== INFORMATION SHOWN ==

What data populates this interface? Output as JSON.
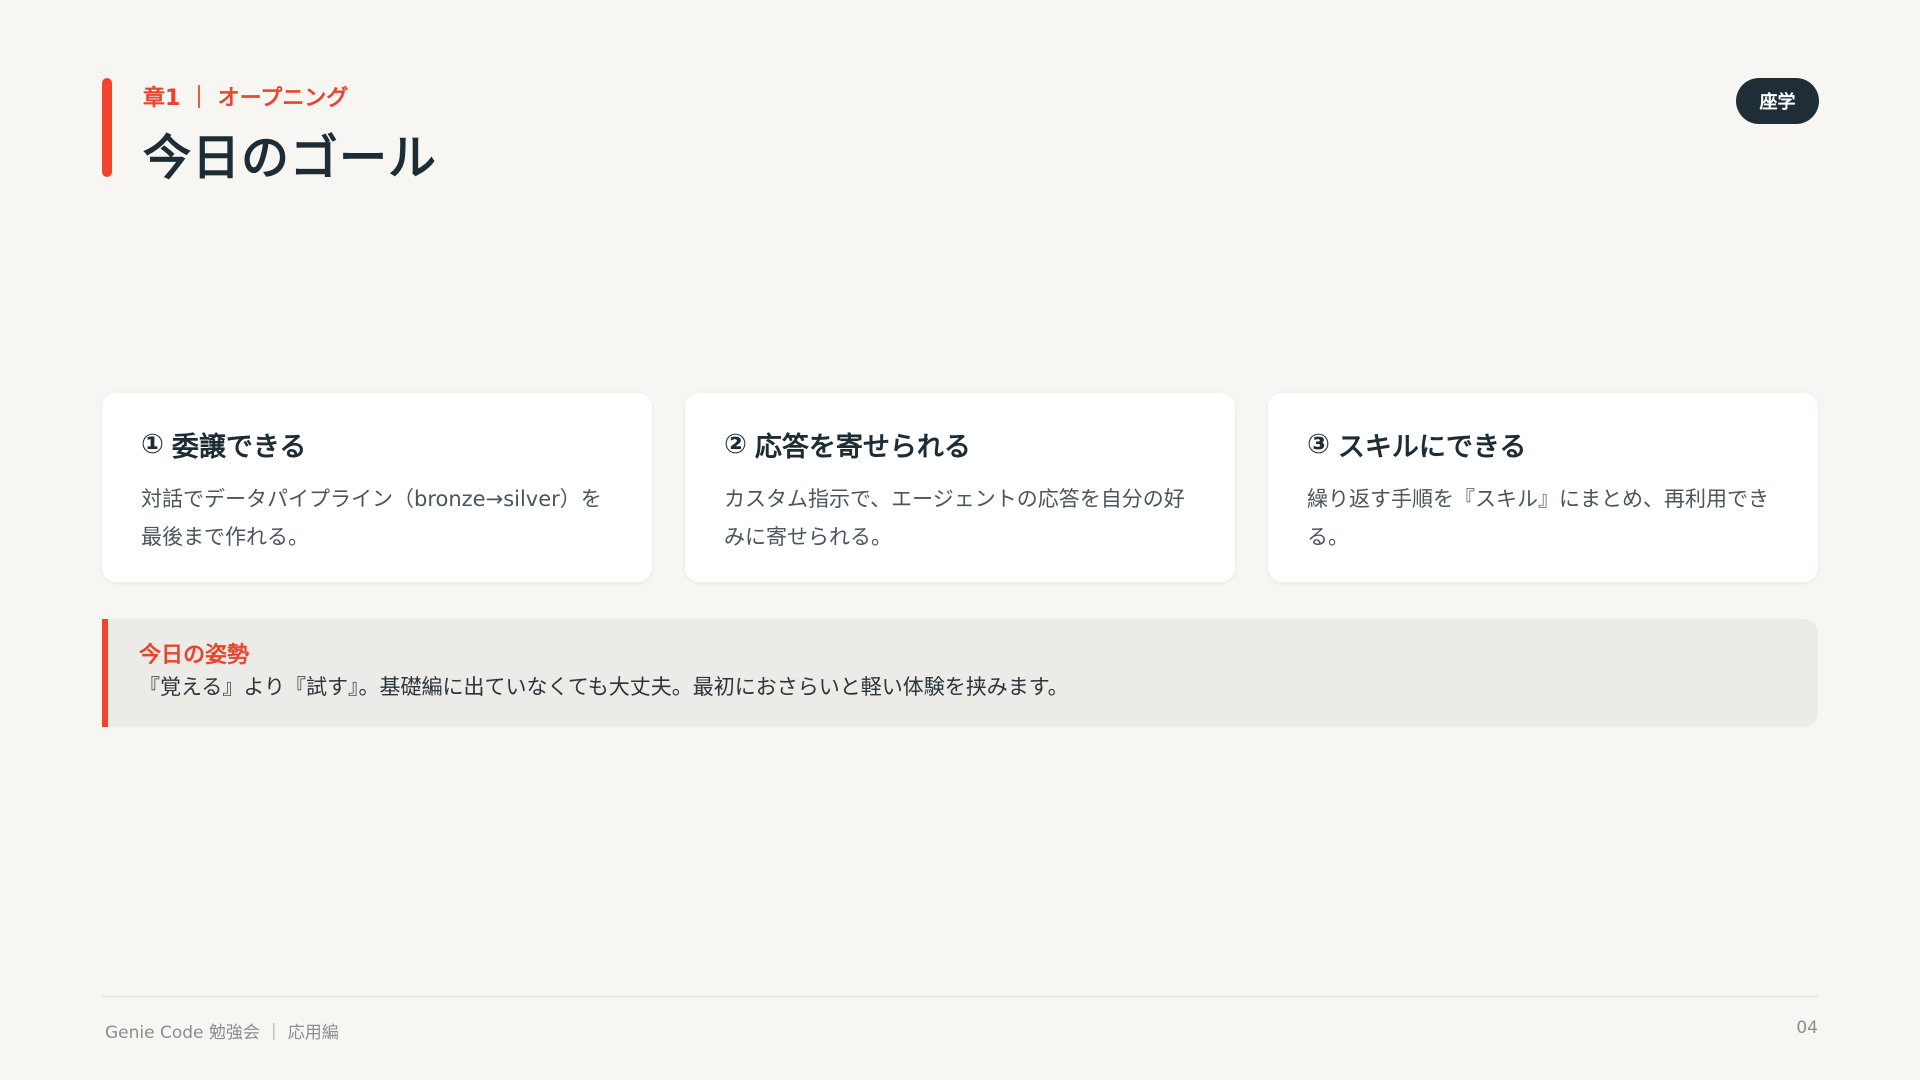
{
  "header": {
    "chapter": "章1 ｜ オープニング",
    "title": "今日のゴール",
    "badge": "座学"
  },
  "goals": [
    {
      "number": "①",
      "title": "委譲できる",
      "description": "対話でデータパイプライン（bronze→silver）を最後まで作れる。"
    },
    {
      "number": "②",
      "title": "応答を寄せられる",
      "description": "カスタム指示で、エージェントの応答を自分の好みに寄せられる。"
    },
    {
      "number": "③",
      "title": "スキルにできる",
      "description": "繰り返す手順を『スキル』にまとめ、再利用できる。"
    }
  ],
  "attitude": {
    "title": "今日の姿勢",
    "text": "『覚える』より『試す』。基礎編に出ていなくても大丈夫。最初におさらいと軽い体験を挟みます。"
  },
  "footer": {
    "left": "Genie Code 勉強会 ｜ 応用編",
    "page": "04"
  },
  "colors": {
    "accent": "#f0442f",
    "dark": "#1e2d36",
    "background": "#f7f6f3"
  }
}
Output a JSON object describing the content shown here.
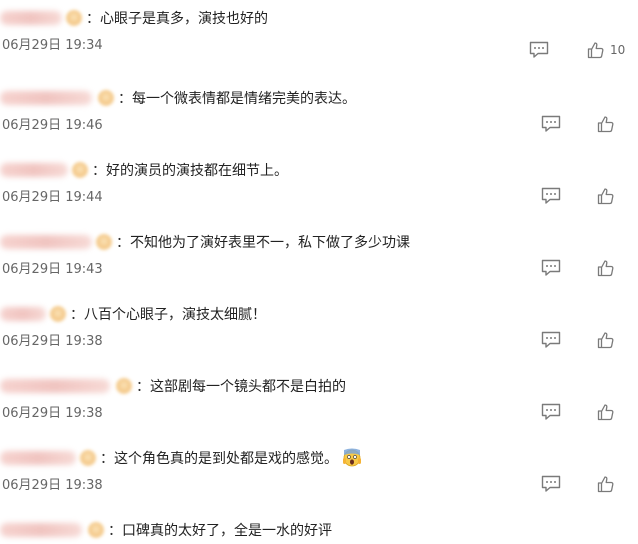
{
  "comments": [
    {
      "text": "心眼子是真多，演技也好的",
      "time": "06月29日 19:34",
      "likes": "10"
    },
    {
      "text": "每一个微表情都是情绪完美的表达。",
      "time": "06月29日 19:46",
      "likes": ""
    },
    {
      "text": "好的演员的演技都在细节上。",
      "time": "06月29日 19:44",
      "likes": ""
    },
    {
      "text": "不知他为了演好表里不一，私下做了多少功课",
      "time": "06月29日 19:43",
      "likes": ""
    },
    {
      "text": "八百个心眼子，演技太细腻！",
      "time": "06月29日 19:38",
      "likes": ""
    },
    {
      "text": "这部剧每一个镜头都不是白拍的",
      "time": "06月29日 19:38",
      "likes": ""
    },
    {
      "text": "这个角色真的是到处都是戏的感觉。",
      "time": "06月29日 19:38",
      "likes": "",
      "emoji": "scream-emoji-icon"
    },
    {
      "text": "口碑真的太好了，全是一水的好评",
      "time": "",
      "likes": ""
    }
  ],
  "separator": "：",
  "icons": {
    "reply": "comment-icon",
    "like": "thumbs-up-icon",
    "icon_color": "#7a7a7a"
  },
  "colors": {
    "text": "#222222",
    "time": "#666666",
    "username_blur": "#f0c4c0"
  }
}
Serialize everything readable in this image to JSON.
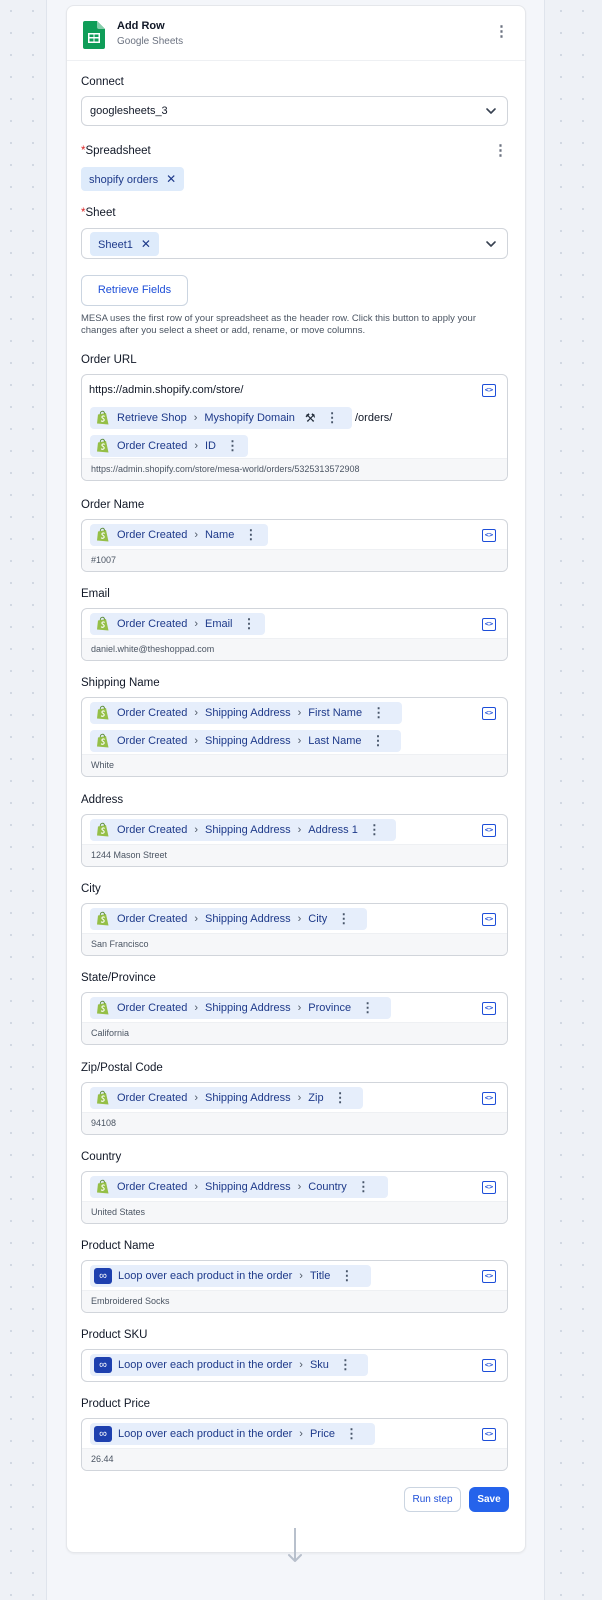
{
  "step": {
    "title": "Add Row",
    "subtitle": "Google Sheets"
  },
  "connect": {
    "label": "Connect",
    "value": "googlesheets_3"
  },
  "spreadsheet": {
    "label": "Spreadsheet",
    "chip": "shopify orders"
  },
  "sheet": {
    "label": "Sheet",
    "chip": "Sheet1"
  },
  "retrieve": {
    "button": "Retrieve Fields",
    "help": "MESA uses the first row of your spreadsheet as the header row. Click this button to apply your changes after you select a sheet or add, rename, or move columns."
  },
  "fields": {
    "order_url": {
      "label": "Order URL",
      "prefix": "https://admin.shopify.com/store/",
      "token1": [
        "Retrieve Shop",
        "Myshopify Domain"
      ],
      "suffix": "/orders/",
      "token2": [
        "Order Created",
        "ID"
      ],
      "preview": "https://admin.shopify.com/store/mesa-world/orders/5325313572908"
    },
    "order_name": {
      "label": "Order Name",
      "tokens": [
        "Order Created",
        "Name"
      ],
      "preview": "#1007"
    },
    "email": {
      "label": "Email",
      "tokens": [
        "Order Created",
        "Email"
      ],
      "preview": "daniel.white@theshoppad.com"
    },
    "shipping_name": {
      "label": "Shipping Name",
      "token1": [
        "Order Created",
        "Shipping Address",
        "First Name"
      ],
      "token2": [
        "Order Created",
        "Shipping Address",
        "Last Name"
      ],
      "preview": "White"
    },
    "address": {
      "label": "Address",
      "tokens": [
        "Order Created",
        "Shipping Address",
        "Address 1"
      ],
      "preview": "1244 Mason Street"
    },
    "city": {
      "label": "City",
      "tokens": [
        "Order Created",
        "Shipping Address",
        "City"
      ],
      "preview": "San Francisco"
    },
    "state": {
      "label": "State/Province",
      "tokens": [
        "Order Created",
        "Shipping Address",
        "Province"
      ],
      "preview": "California"
    },
    "zip": {
      "label": "Zip/Postal Code",
      "tokens": [
        "Order Created",
        "Shipping Address",
        "Zip"
      ],
      "preview": "94108"
    },
    "country": {
      "label": "Country",
      "tokens": [
        "Order Created",
        "Shipping Address",
        "Country"
      ],
      "preview": "United States"
    },
    "product_name": {
      "label": "Product Name",
      "tokens": [
        "Loop over each product in the order",
        "Title"
      ],
      "preview": "Embroidered Socks"
    },
    "product_sku": {
      "label": "Product SKU",
      "tokens": [
        "Loop over each product in the order",
        "Sku"
      ]
    },
    "product_price": {
      "label": "Product Price",
      "tokens": [
        "Loop over each product in the order",
        "Price"
      ],
      "preview": "26.44"
    }
  },
  "actions": {
    "run": "Run step",
    "save": "Save"
  },
  "icons": {
    "sheets": "google-sheets-icon",
    "shopify": "shopify-icon",
    "loop": "loop-icon",
    "code": "code-icon",
    "kebab": "kebab-icon",
    "chevron": "chevron-down-icon",
    "close": "close-icon",
    "wrench": "wrench-icon",
    "arrow": "arrow-down-icon"
  },
  "colors": {
    "accent": "#2563eb",
    "token_bg": "#e6eefb",
    "required": "#dc2626",
    "sheets_green": "#0f9d58",
    "shopify_green": "#95bf47"
  }
}
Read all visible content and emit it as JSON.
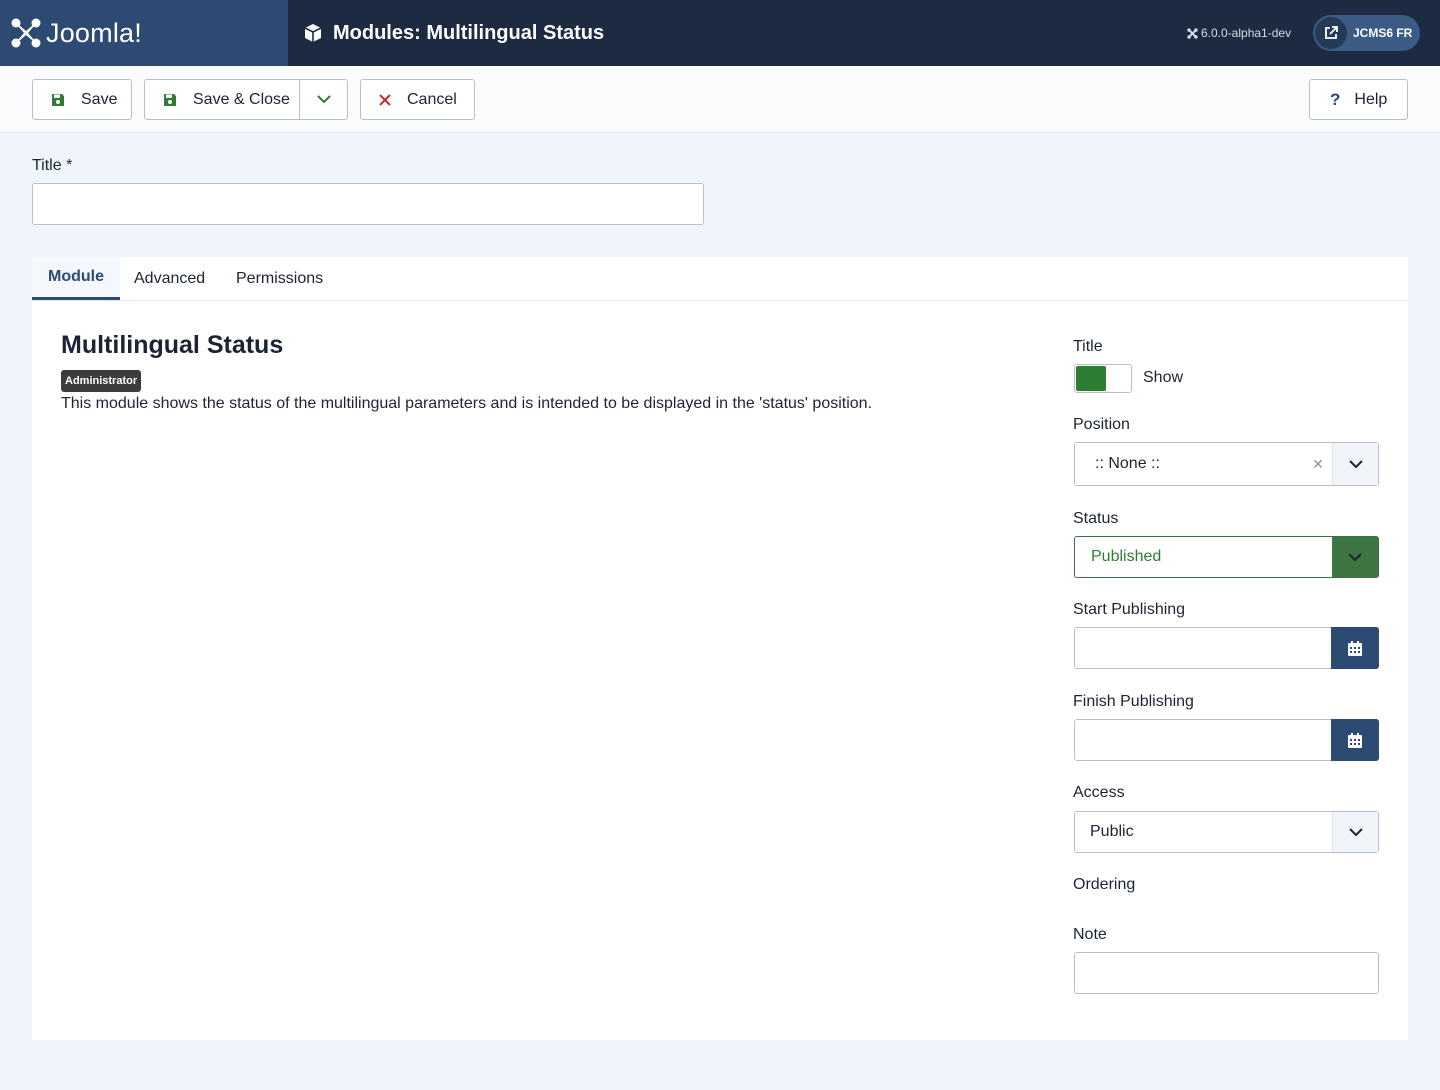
{
  "header": {
    "brand": "Joomla!",
    "page_title": "Modules: Multilingual Status",
    "version": "6.0.0-alpha1-dev",
    "site_button": "JCMS6 FR"
  },
  "toolbar": {
    "save_label": "Save",
    "save_close_label": "Save & Close",
    "cancel_label": "Cancel",
    "help_label": "Help"
  },
  "form": {
    "title_label": "Title *",
    "title_value": ""
  },
  "tabs": [
    {
      "label": "Module",
      "active": true
    },
    {
      "label": "Advanced",
      "active": false
    },
    {
      "label": "Permissions",
      "active": false
    }
  ],
  "module": {
    "name": "Multilingual Status",
    "badge": "Administrator",
    "description": "This module shows the status of the multilingual parameters and is intended to be displayed in the 'status' position."
  },
  "sidebar": {
    "title_label": "Title",
    "title_switch_text": "Show",
    "title_switch_on": true,
    "position_label": "Position",
    "position_value": ":: None ::",
    "status_label": "Status",
    "status_value": "Published",
    "start_label": "Start Publishing",
    "start_value": "",
    "finish_label": "Finish Publishing",
    "finish_value": "",
    "access_label": "Access",
    "access_value": "Public",
    "ordering_label": "Ordering",
    "note_label": "Note",
    "note_value": ""
  },
  "colors": {
    "header_bg": "#1c2b42",
    "logo_bg": "#2c4a72",
    "accent": "#2a4a78",
    "published_green": "#2e7d32",
    "cancel_red": "#c62828"
  }
}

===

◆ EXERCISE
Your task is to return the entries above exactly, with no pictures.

◆ TASK RESULT
What data populates this interface? Output as JSON.
{
  "header": {
    "chapter": "章1 ｜ オープニング",
    "title": "今日のゴール",
    "badge": "座学"
  },
  "goals": [
    {
      "number": "①",
      "title": "委譲できる",
      "description": "対話でデータパイプライン（bronze→silver）を最後まで作れる。"
    },
    {
      "number": "②",
      "title": "応答を寄せられる",
      "description": "カスタム指示で、エージェントの応答を自分の好みに寄せられる。"
    },
    {
      "number": "③",
      "title": "スキルにできる",
      "description": "繰り返す手順を『スキル』にまとめ、再利用できる。"
    }
  ],
  "attitude": {
    "title": "今日の姿勢",
    "text": "『覚える』より『試す』。基礎編に出ていなくても大丈夫。最初におさらいと軽い体験を挟みます。"
  },
  "footer": {
    "left": "Genie Code 勉強会 ｜ 応用編",
    "page": "04"
  },
  "colors": {
    "accent": "#f0442f",
    "dark": "#1e2d36",
    "background": "#f7f6f3"
  }
}
Output a JSON object describing the content shown here.
{
  "comments": [
    {
      "text": "心眼子是真多，演技也好的",
      "time": "06月29日 19:34",
      "likes": "10"
    },
    {
      "text": "每一个微表情都是情绪完美的表达。",
      "time": "06月29日 19:46",
      "likes": ""
    },
    {
      "text": "好的演员的演技都在细节上。",
      "time": "06月29日 19:44",
      "likes": ""
    },
    {
      "text": "不知他为了演好表里不一，私下做了多少功课",
      "time": "06月29日 19:43",
      "likes": ""
    },
    {
      "text": "八百个心眼子，演技太细腻！",
      "time": "06月29日 19:38",
      "likes": ""
    },
    {
      "text": "这部剧每一个镜头都不是白拍的",
      "time": "06月29日 19:38",
      "likes": ""
    },
    {
      "text": "这个角色真的是到处都是戏的感觉。",
      "time": "06月29日 19:38",
      "likes": "",
      "emoji": "scream-emoji-icon"
    },
    {
      "text": "口碑真的太好了，全是一水的好评",
      "time": "",
      "likes": ""
    }
  ],
  "separator": "：",
  "icons": {
    "reply": "comment-icon",
    "like": "thumbs-up-icon",
    "icon_color": "#7a7a7a"
  },
  "colors": {
    "text": "#222222",
    "time": "#666666",
    "username_blur": "#f0c4c0"
  }
}
Serialize everything readable in this image to JSON.
{
  "step": {
    "title": "Add Row",
    "subtitle": "Google Sheets"
  },
  "connect": {
    "label": "Connect",
    "value": "googlesheets_3"
  },
  "spreadsheet": {
    "label": "Spreadsheet",
    "chip": "shopify orders"
  },
  "sheet": {
    "label": "Sheet",
    "chip": "Sheet1"
  },
  "retrieve": {
    "button": "Retrieve Fields",
    "help": "MESA uses the first row of your spreadsheet as the header row. Click this button to apply your changes after you select a sheet or add, rename, or move columns."
  },
  "fields": {
    "order_url": {
      "label": "Order URL",
      "prefix": "https://admin.shopify.com/store/",
      "token1": [
        "Retrieve Shop",
        "Myshopify Domain"
      ],
      "suffix": "/orders/",
      "token2": [
        "Order Created",
        "ID"
      ],
      "preview": "https://admin.shopify.com/store/mesa-world/orders/5325313572908"
    },
    "order_name": {
      "label": "Order Name",
      "tokens": [
        "Order Created",
        "Name"
      ],
      "preview": "#1007"
    },
    "email": {
      "label": "Email",
      "tokens": [
        "Order Created",
        "Email"
      ],
      "preview": "daniel.white@theshoppad.com"
    },
    "shipping_name": {
      "label": "Shipping Name",
      "token1": [
        "Order Created",
        "Shipping Address",
        "First Name"
      ],
      "token2": [
        "Order Created",
        "Shipping Address",
        "Last Name"
      ],
      "preview": "White"
    },
    "address": {
      "label": "Address",
      "tokens": [
        "Order Created",
        "Shipping Address",
        "Address 1"
      ],
      "preview": "1244 Mason Street"
    },
    "city": {
      "label": "City",
      "tokens": [
        "Order Created",
        "Shipping Address",
        "City"
      ],
      "preview": "San Francisco"
    },
    "state": {
      "label": "State/Province",
      "tokens": [
        "Order Created",
        "Shipping Address",
        "Province"
      ],
      "preview": "California"
    },
    "zip": {
      "label": "Zip/Postal Code",
      "tokens": [
        "Order Created",
        "Shipping Address",
        "Zip"
      ],
      "preview": "94108"
    },
    "country": {
      "label": "Country",
      "tokens": [
        "Order Created",
        "Shipping Address",
        "Country"
      ],
      "preview": "United States"
    },
    "product_name": {
      "label": "Product Name",
      "tokens": [
        "Loop over each product in the order",
        "Title"
      ],
      "preview": "Embroidered Socks"
    },
    "product_sku": {
      "label": "Product SKU",
      "tokens": [
        "Loop over each product in the order",
        "Sku"
      ]
    },
    "product_price": {
      "label": "Product Price",
      "tokens": [
        "Loop over each product in the order",
        "Price"
      ],
      "preview": "26.44"
    }
  },
  "actions": {
    "run": "Run step",
    "save": "Save"
  },
  "icons": {
    "sheets": "google-sheets-icon",
    "shopify": "shopify-icon",
    "loop": "loop-icon",
    "code": "code-icon",
    "kebab": "kebab-icon",
    "chevron": "chevron-down-icon",
    "close": "close-icon",
    "wrench": "wrench-icon",
    "arrow": "arrow-down-icon"
  },
  "colors": {
    "accent": "#2563eb",
    "token_bg": "#e6eefb",
    "required": "#dc2626",
    "sheets_green": "#0f9d58",
    "shopify_green": "#95bf47"
  }
}
Read all visible content and emit it as JSON.
{
  "header": {
    "brand": "Joomla!",
    "page_title": "Modules: Multilingual Status",
    "version": "6.0.0-alpha1-dev",
    "site_button": "JCMS6 FR"
  },
  "toolbar": {
    "save_label": "Save",
    "save_close_label": "Save & Close",
    "cancel_label": "Cancel",
    "help_label": "Help"
  },
  "form": {
    "title_label": "Title *",
    "title_value": ""
  },
  "tabs": [
    {
      "label": "Module",
      "active": true
    },
    {
      "label": "Advanced",
      "active": false
    },
    {
      "label": "Permissions",
      "active": false
    }
  ],
  "module": {
    "name": "Multilingual Status",
    "badge": "Administrator",
    "description": "This module shows the status of the multilingual parameters and is intended to be displayed in the 'status' position."
  },
  "sidebar": {
    "title_label": "Title",
    "title_switch_text": "Show",
    "title_switch_on": true,
    "position_label": "Position",
    "position_value": ":: None ::",
    "status_label": "Status",
    "status_value": "Published",
    "start_label": "Start Publishing",
    "start_value": "",
    "finish_label": "Finish Publishing",
    "finish_value": "",
    "access_label": "Access",
    "access_value": "Public",
    "ordering_label": "Ordering",
    "note_label": "Note",
    "note_value": ""
  },
  "colors": {
    "header_bg": "#1c2b42",
    "logo_bg": "#2c4a72",
    "accent": "#2a4a78",
    "published_green": "#2e7d32",
    "cancel_red": "#c62828"
  }
}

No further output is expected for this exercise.